The workshop on “Capacity building for teacher policy development in Central America and the Caribbean” was organized by SUMMA, the Organization of Eastern Caribbean States -OECS-, IDRC, and co-organized by KIX LAC and UNESCO.
The main objective of the workshop was to strengthen knowledge and understanding of the process of development, dimensions and implementation of a teacher policy presented in the “Teacher Policy Development Guide” (2019), a tool designed by the International Task Force on Teachers too assist national policy- and decision-makers and education officials to develop an informed teacher policy as an integrated component of national education sector plans or policies, aligned to national development plans and strategies.
Raúl Chacón, Director of KIX LAC, welcomed and thanked the more than 59 participants, representatives of the Ministries of Education of El Salvador, Grenada, Guatemala, Guyana, Haiti, Honduras, Nicaragua, Saint Lucia, Saint Vincent and the Grenadines, for their participation, pointing that “it is essential to have a space like this for dialogue between representatives of ministries of education to learn about the efforts that countries are making in teacher policy. I would like to highlight the need to include teachers, unions and trade unions in discussions within countries on teacher development from the initial stages, and to be able to consider the multiple perspectives to address the challenges faced by public policy makers and implementers. This is because decision making is not reduced to simplifying the evidence, but to a conscious exercise of asking how that evidence is effectively linked to political decision making processes.

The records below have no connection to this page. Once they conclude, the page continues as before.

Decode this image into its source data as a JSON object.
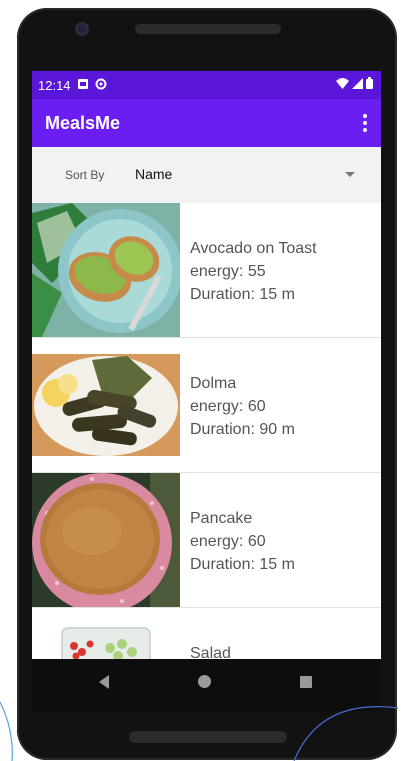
{
  "status_bar": {
    "time": "12:14",
    "icons": [
      "notification-icon",
      "sync-icon",
      "wifi-icon",
      "signal-icon",
      "battery-icon"
    ]
  },
  "app_bar": {
    "title": "MealsMe",
    "menu_icon": "more-vert-icon"
  },
  "sort": {
    "label": "Sort By",
    "selected": "Name",
    "icon": "arrow-drop-down-icon"
  },
  "meals": [
    {
      "name": "Avocado on Toast",
      "energy": "energy: 55",
      "duration": "Duration: 15 m",
      "image": "avocado-toast-photo"
    },
    {
      "name": "Dolma",
      "energy": "energy: 60",
      "duration": "Duration: 90 m",
      "image": "dolma-photo"
    },
    {
      "name": "Pancake",
      "energy": "energy: 60",
      "duration": "Duration: 15 m",
      "image": "pancake-photo"
    },
    {
      "name": "Salad",
      "energy": "",
      "duration": "",
      "image": "salad-photo"
    }
  ],
  "nav_bar": {
    "icons": [
      "back-icon",
      "home-icon",
      "recents-icon"
    ]
  },
  "colors": {
    "status_bar": "#5a16d9",
    "app_bar": "#6a1ef2",
    "list_background": "#ffffff",
    "text": "#555555"
  }
}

According to data from the GEM Report (UNESCO/SUMMA), teachers need more support to face the challenge of diversity and are often not offered opportunities for continuous professional development. Despite the fact that 70% of the countries in the region have laws or policies that provide for teacher training on inclusion, more than 50% reported that they lacked professional training to teach students with special needs.
Likewise, the main challenges for teacher training include the lack of a professional degree, the lack of teachers in rural schools, the low number of teachers in certain disciplines and few requirements to enter the teaching career.
Florencio Ceballos, IDRC Senior Program Specialist, said that “today’s meeting is very important and we are glad to have the voice of all the Ministries, since many times decisions and policies are generated based only on evidence, but we believe that it is even more important to generate spaces for common dialogue and to generate more inclusive discussion processes, incorporating other actors and other voices to these processes”. During the workshop, discussions were held on the current situation in the countries and the projects that are being carried out to improve the professional development of teachers.
Dr. Carlos Vargas Tamez, Chief of UNESCO’s Section for Teacher Development and of the Secretariat of the International Working Group; Peter Wallet, program specialist and Emilia Soto from Teachers for Education 2030 (TTF), presented the Guide, which detailed the following dimensions: teaching standards, equitable distribution, employment and working conditions, rewards and remuneration, and professional development.
The following participated in the meeting: Talia Miranda (GPE); Jesica Medina (Honduras); Lucidalia Carranza (Honduras); Michelle Brathwaite and Glenroy George (Grenada); Quenita Walrond Lewis (Guyana); Talia Miranda, Senior Education Specialist (TTF); Keith Thomas; Dixton Findlay and Idelia Ferdinand (St. Vincent and the Grenadines); Claudia Louis (St. Lucia); Gustave Joseph and Bayard Lapommeray (Haiti); Yeni Rivas, Juan Carlos Fernández and Carlos Rodríguez (El Salvador); Amalia Cujcuy Colaj, Rossen Jenniffer Mirón, Idania Vanessa Lopez and María Angélica Morales (Guatemala); Luis Minero (El Salvador); Alina Gonzalez, Mirtha Bejarano and Martha Illescas (Nicaragua).